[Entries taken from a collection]
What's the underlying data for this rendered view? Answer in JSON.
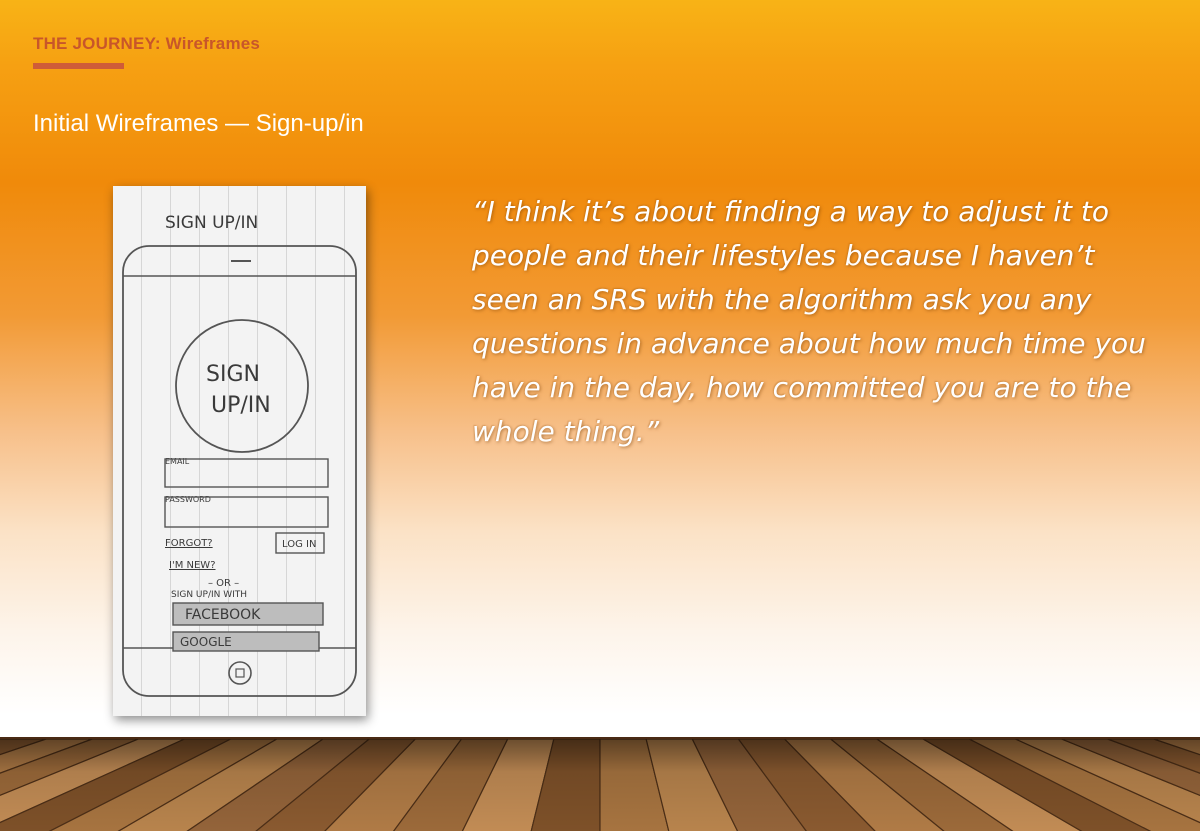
{
  "header": {
    "title": "THE JOURNEY: Wireframes"
  },
  "subtitle": "Initial Wireframes — Sign-up/in",
  "quote": "“I think it’s about finding a way to adjust it to people and their lifestyles because I haven’t seen an SRS with the algorithm ask you any questions in advance about how much time you have in the day, how committed you are to the whole thing.”",
  "sketch": {
    "title": "SIGN UP/IN",
    "circle_line1": "SIGN",
    "circle_line2": "UP/IN",
    "email_label": "EMAIL",
    "password_label": "PASSWORD",
    "forgot": "FORGOT?",
    "login": "LOG IN",
    "new": "I'M NEW?",
    "or": "– OR –",
    "with": "SIGN UP/IN  WITH",
    "facebook": "FACEBOOK",
    "google": "GOOGLE"
  },
  "colors": {
    "accent": "#c8562a",
    "underline": "#cf5c38",
    "quote_text": "#ffffff",
    "bg_top": "#f8b316",
    "bg_mid": "#f08a0a"
  }
}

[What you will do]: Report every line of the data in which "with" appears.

[Answer to the problem]:
  "quote": "“I think it’s about finding a way to adjust it to people and their lifestyles because I haven’t seen an SRS with the algorithm ask you any questions in advance about how much time you have in the day, how committed you are to the whole thing.”",
    "with": "SIGN UP/IN  WITH",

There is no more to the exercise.